Let’s say you made an agreement that there would be no TV during dinner. After a five-minute warning that dinner will be ready the conversation may sound like this, “What was our agreement about TV during dinner?” After a plea for “5 more minutes!” Ask, “Would you like to record the rest of it and finish watching it tomorrow or just turn it off?” If they persist and want to finish watching it now respond with “that wasn’t one of the choices. Are you going to turn it off, or shall I?” If they still don’t turn it off calmly turn off the TV without using anymore words.
What is the biggest problem that parents come to you with and what tool do you arm them with to help tackle this issue?
I can’t say there is one single problem that most parents come to me with. However, one of the most valuable tools that I use as a parent and an educator that helps with many behaviour challenges is the Mistaken Goal Chart.
When children are misbehaving, they are speaking to adults in code. A child’s behaviour is only what you see on the surface. However, hidden below the surface you can find the belief behind the behaviour, and the child’s deepest need for belonging and significance. Too often children form a “mistaken belief” about how to seek belonging and significance. For instance, a child who seeks attention may believe, “I belong only when I’m being noticed or receiving special service.” A child who displays stubbornness or defiance may believe, “I belong only when I am the boss, in control, or proving no one can boss me.” Think about it this way, a misbehaving child is a discouraged child. Our task is to help children find belonging and significance in socially useful ways by giving them power through choices, opportunities to contribute, and teaching them that mistakes are opportunities for growth.
My favourite tool that I use with my daughter to develop positive belief systems is to do daily affirmations together. This provides connection, encourages a growth mindset and builds confidence as she grows up.
Parents play a crucial role in the development of a child’s belief systems and greatly influence children’s overall well-being. Developing a growth mindset from an early age can be linked to a variety of specific developmental outcomes related to social and emotional well-being as well as academic achievement.
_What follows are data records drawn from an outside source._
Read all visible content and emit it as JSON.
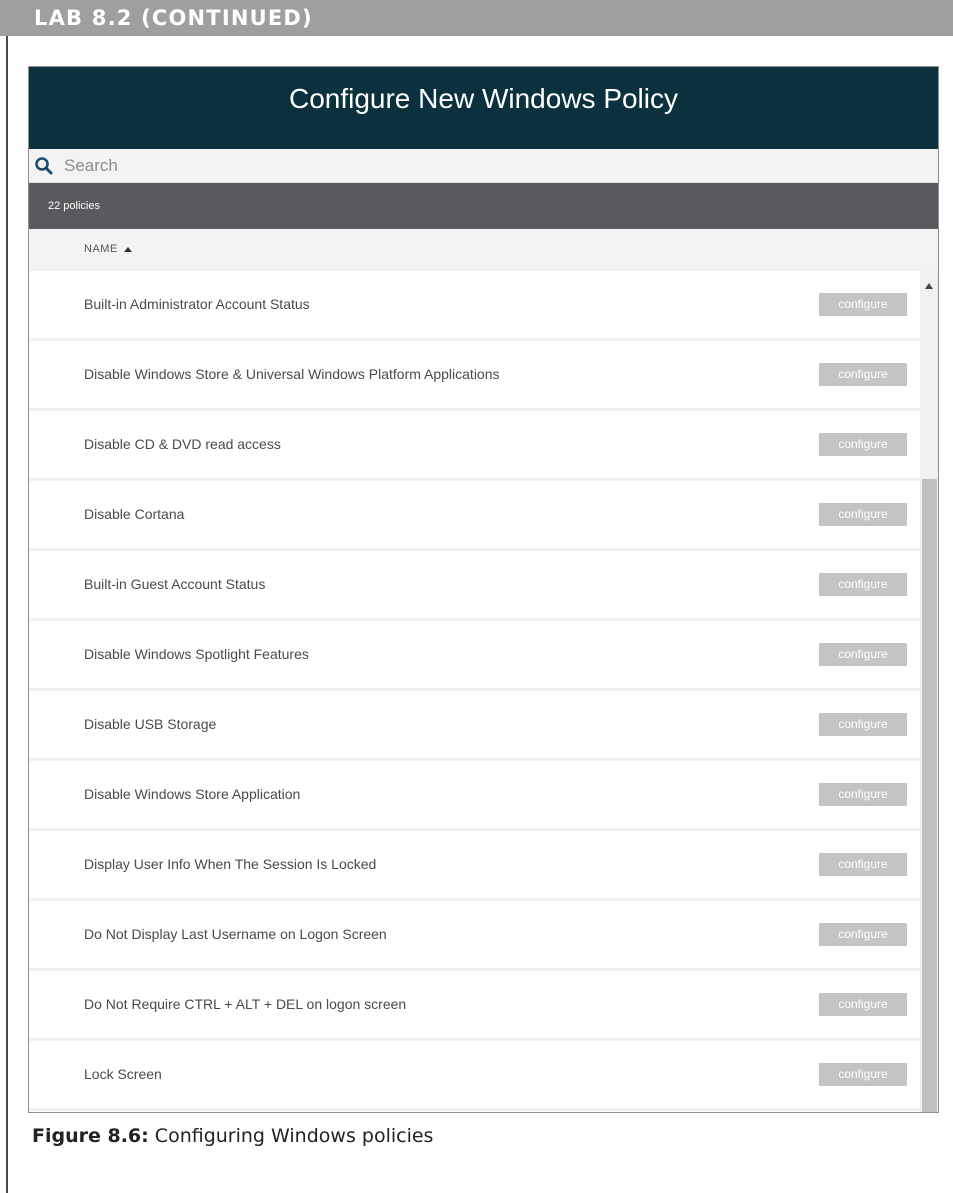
{
  "lab_header": "LAB 8.2 (CONTINUED)",
  "dialog": {
    "title": "Configure New Windows Policy",
    "search_placeholder": "Search",
    "count_label": "22 policies",
    "column_header": "NAME",
    "button_label": "configure",
    "policies": [
      "Built-in Administrator Account Status",
      "Disable Windows Store & Universal Windows Platform Applications",
      "Disable CD & DVD read access",
      "Disable Cortana",
      "Built-in Guest Account Status",
      "Disable Windows Spotlight Features",
      "Disable USB Storage",
      "Disable Windows Store Application",
      "Display User Info When The Session Is Locked",
      "Do Not Display Last Username on Logon Screen",
      "Do Not Require CTRL + ALT + DEL on logon screen",
      "Lock Screen"
    ]
  },
  "caption": {
    "label": "Figure 8.6:",
    "text": "Configuring Windows policies"
  },
  "colors": {
    "title_bar": "#0b313e",
    "count_bar": "#5a5a5e",
    "button": "#c4c4c4",
    "lab_header": "#9f9f9f"
  },
  "icons": [
    "search-icon",
    "sort-ascending-icon",
    "scroll-up-arrow-icon"
  ]
}
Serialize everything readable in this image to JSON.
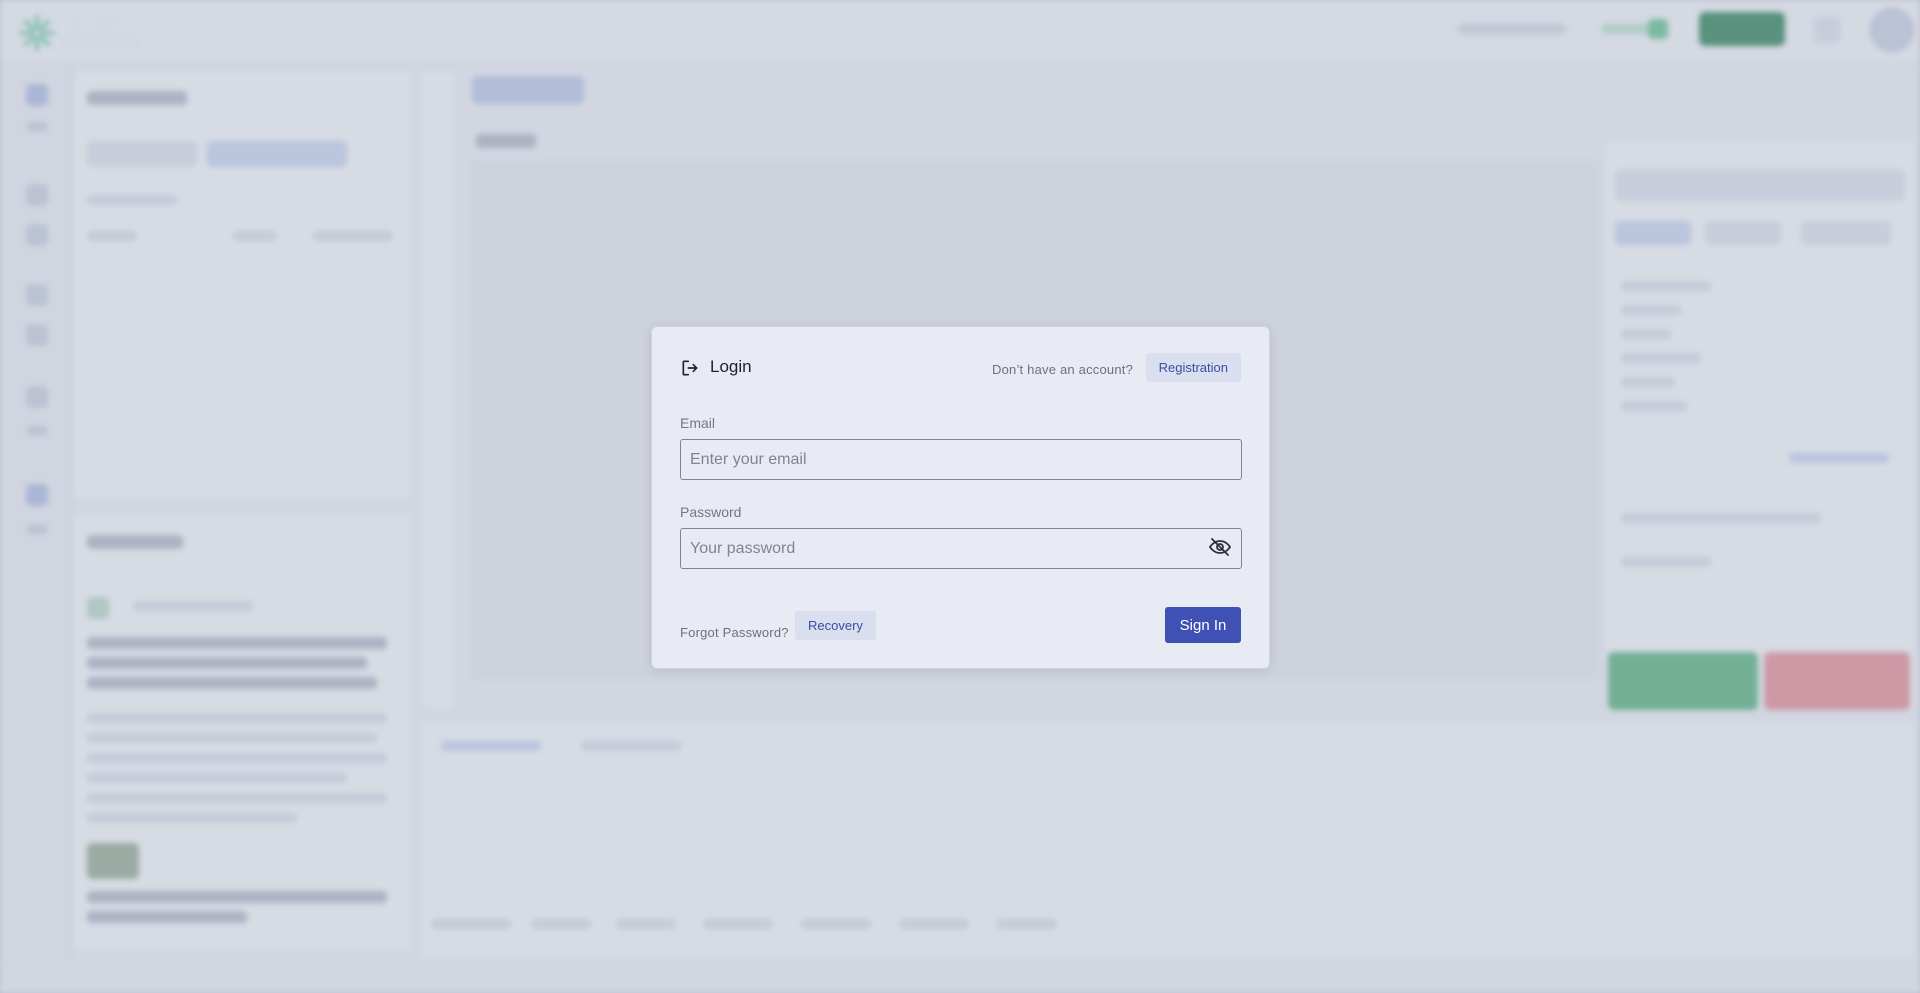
{
  "brand": {
    "name": "ELYSIAN",
    "sub": "CAPITAL",
    "accent": "#2bb673"
  },
  "modal": {
    "title": "Login",
    "no_account_text": "Don’t have an account?",
    "registration_label": "Registration",
    "email": {
      "label": "Email",
      "placeholder": "Enter your email",
      "value": ""
    },
    "password": {
      "label": "Password",
      "placeholder": "Your password",
      "value": ""
    },
    "forgot_text": "Forgot Password?",
    "recovery_label": "Recovery",
    "signin_label": "Sign In",
    "colors": {
      "primary": "#3f51b5",
      "secondary_bg": "#d9dfee",
      "secondary_text": "#3a4ea8"
    }
  }
}
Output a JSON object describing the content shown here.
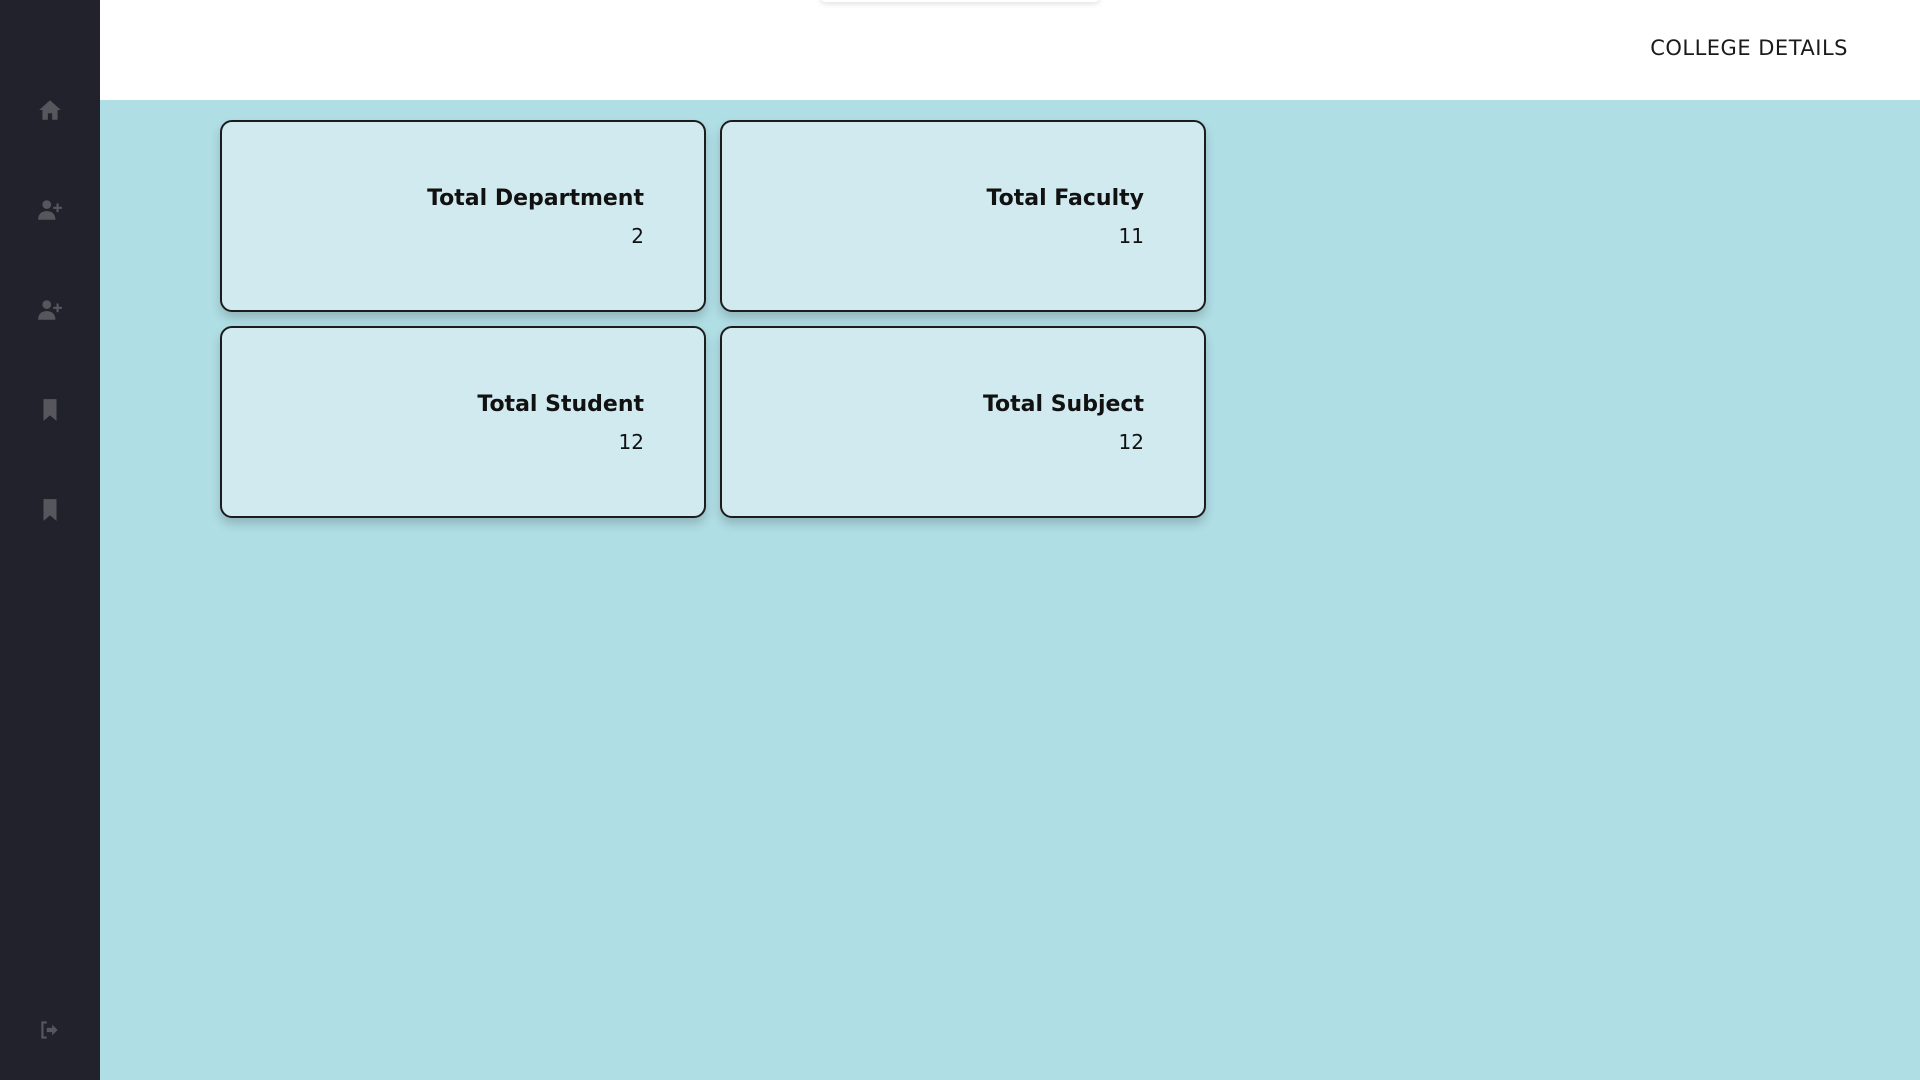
{
  "header": {
    "title": "COLLEGE DETAILS"
  },
  "sidebar": {
    "items": [
      {
        "icon": "home-icon"
      },
      {
        "icon": "user-plus-icon"
      },
      {
        "icon": "user-plus-icon"
      },
      {
        "icon": "bookmark-icon"
      },
      {
        "icon": "bookmark-icon"
      }
    ],
    "logout_icon": "sign-out-icon"
  },
  "cards": [
    {
      "title": "Total Department",
      "value": "2"
    },
    {
      "title": "Total Faculty",
      "value": "11"
    },
    {
      "title": "Total Student",
      "value": "12"
    },
    {
      "title": "Total Subject",
      "value": "12"
    }
  ],
  "colors": {
    "sidebar": "#22222c",
    "background": "#b0dee5",
    "card": "#d1eaef",
    "icon": "#56565c"
  }
}
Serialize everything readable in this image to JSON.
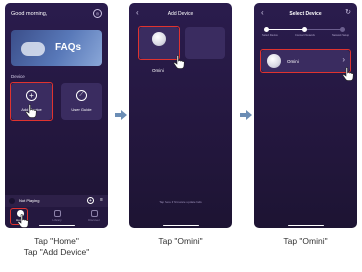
{
  "screen1": {
    "greeting": "Good morning,",
    "faq_title": "FAQs",
    "section_label": "Device",
    "tiles": [
      {
        "label": "Add Device",
        "icon": "plus-circle-icon"
      },
      {
        "label": "User Guide",
        "icon": "compass-icon"
      }
    ],
    "now_playing": "Not Playing",
    "tabs": [
      {
        "label": "Home",
        "icon": "home-icon"
      },
      {
        "label": "Library",
        "icon": "library-icon"
      },
      {
        "label": "Discover",
        "icon": "discover-icon"
      }
    ]
  },
  "screen2": {
    "title": "Add Device",
    "device_name": "Omini",
    "footnote": "Tap here if firmware update fails"
  },
  "screen3": {
    "title": "Select Device",
    "steps": [
      "Select Device",
      "Connect Network",
      "Network Setup"
    ],
    "device_name": "Omini"
  },
  "captions": {
    "step1_line1": "Tap \"Home\"",
    "step1_line2": "Tap \"Add Device\"",
    "step2": "Tap \"Omini\"",
    "step3": "Tap \"Omini\""
  },
  "colors": {
    "highlight": "#e0332f",
    "arrow": "#6b8db5",
    "app_background": "#2a1c4d"
  }
}
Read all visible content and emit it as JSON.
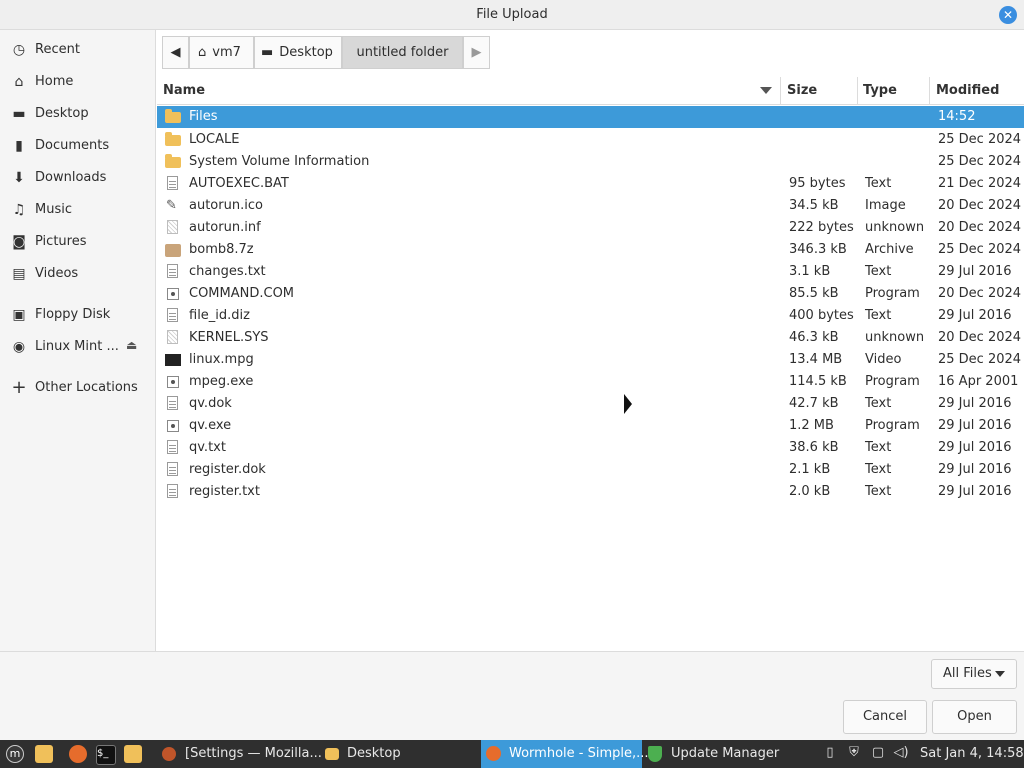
{
  "window": {
    "title": "File Upload"
  },
  "sidebar": {
    "items": [
      {
        "label": "Recent",
        "icon": "clock-icon"
      },
      {
        "label": "Home",
        "icon": "home-icon"
      },
      {
        "label": "Desktop",
        "icon": "desktop-icon"
      },
      {
        "label": "Documents",
        "icon": "document-icon"
      },
      {
        "label": "Downloads",
        "icon": "download-icon"
      },
      {
        "label": "Music",
        "icon": "music-icon"
      },
      {
        "label": "Pictures",
        "icon": "camera-icon"
      },
      {
        "label": "Videos",
        "icon": "film-icon"
      },
      {
        "label": "Floppy Disk",
        "icon": "floppy-icon"
      },
      {
        "label": "Linux Mint ...",
        "icon": "disc-icon"
      },
      {
        "label": "Other Locations",
        "icon": "plus-icon"
      }
    ]
  },
  "pathbar": {
    "crumbs": [
      "vm7",
      "Desktop",
      "untitled folder"
    ]
  },
  "columns": {
    "name": "Name",
    "size": "Size",
    "type": "Type",
    "modified": "Modified"
  },
  "files": [
    {
      "name": "Files",
      "size": "",
      "type": "",
      "modified": "14:52",
      "kind": "folder"
    },
    {
      "name": "LOCALE",
      "size": "",
      "type": "",
      "modified": "25 Dec 2024",
      "kind": "folder"
    },
    {
      "name": "System Volume Information",
      "size": "",
      "type": "",
      "modified": "25 Dec 2024",
      "kind": "folder"
    },
    {
      "name": "AUTOEXEC.BAT",
      "size": "95 bytes",
      "type": "Text",
      "modified": "21 Dec 2024",
      "kind": "text"
    },
    {
      "name": "autorun.ico",
      "size": "34.5 kB",
      "type": "Image",
      "modified": "20 Dec 2024",
      "kind": "image"
    },
    {
      "name": "autorun.inf",
      "size": "222 bytes",
      "type": "unknown",
      "modified": "20 Dec 2024",
      "kind": "unknown"
    },
    {
      "name": "bomb8.7z",
      "size": "346.3 kB",
      "type": "Archive",
      "modified": "25 Dec 2024",
      "kind": "archive"
    },
    {
      "name": "changes.txt",
      "size": "3.1 kB",
      "type": "Text",
      "modified": "29 Jul 2016",
      "kind": "text"
    },
    {
      "name": "COMMAND.COM",
      "size": "85.5 kB",
      "type": "Program",
      "modified": "20 Dec 2024",
      "kind": "program"
    },
    {
      "name": "file_id.diz",
      "size": "400 bytes",
      "type": "Text",
      "modified": "29 Jul 2016",
      "kind": "text"
    },
    {
      "name": "KERNEL.SYS",
      "size": "46.3 kB",
      "type": "unknown",
      "modified": "20 Dec 2024",
      "kind": "unknown"
    },
    {
      "name": "linux.mpg",
      "size": "13.4 MB",
      "type": "Video",
      "modified": "25 Dec 2024",
      "kind": "video"
    },
    {
      "name": "mpeg.exe",
      "size": "114.5 kB",
      "type": "Program",
      "modified": "16 Apr 2001",
      "kind": "program"
    },
    {
      "name": "qv.dok",
      "size": "42.7 kB",
      "type": "Text",
      "modified": "29 Jul 2016",
      "kind": "text"
    },
    {
      "name": "qv.exe",
      "size": "1.2 MB",
      "type": "Program",
      "modified": "29 Jul 2016",
      "kind": "program"
    },
    {
      "name": "qv.txt",
      "size": "38.6 kB",
      "type": "Text",
      "modified": "29 Jul 2016",
      "kind": "text"
    },
    {
      "name": "register.dok",
      "size": "2.1 kB",
      "type": "Text",
      "modified": "29 Jul 2016",
      "kind": "text"
    },
    {
      "name": "register.txt",
      "size": "2.0 kB",
      "type": "Text",
      "modified": "29 Jul 2016",
      "kind": "text"
    }
  ],
  "filter": {
    "label": "All Files"
  },
  "buttons": {
    "cancel": "Cancel",
    "open": "Open"
  },
  "taskbar": {
    "tasks": [
      "[Settings — Mozilla...",
      "Desktop",
      "Wormhole - Simple,...",
      "Update Manager"
    ],
    "clock": "Sat Jan  4, 14:58"
  },
  "colors": {
    "selection": "#3d9ad9",
    "accent": "#3a8ee0",
    "folder": "#f0c05a",
    "taskbar": "#2f2f2f"
  }
}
In your book Positive Discipline for Today’s Busy (and Overwhelmed) Parent, you champion making time for self-care, prioritizing romantic relationships with our partners and making us time. Why do you think this is so important and why do you think so many mothers find this hard?
These days there are even more parents working, and there is a lot of mum pressure do it all and to do it all perfectly. Pursuing personal and professional goals doesn’t have to mean trade-offs. They can be mutually beneficial and provide a positive way of living. However, accepting that, at times, one area of life will have to make way for another is realistic as we search for balance over time. Self-care is essential to be able to have fun juggling a busy (and sometimes overwhelming) schedule. And yes, juggling can be fun. To make sure you have the kind of energy and attitude required do one thing every day just for YOU! Meditate for 10 minutes in the morning, take a bath in the evening, do an exercise class during lunch. By doing this you are investing not only in yourself, you are investing in your family.
If people want to learn more about Positive Discipline how do you suggest they start?
There are many resources out there to learn more about Positive Discipline; books, online courses, 1:1 coaching, and my favourite live experiential classes.
Joy’s new product for children, iGROWco Sprouts, 52 Positive “I am” Affirmation Cards for Kids, comes out on 1st October and is available to pre-order now.
For more parenting inspiration see below.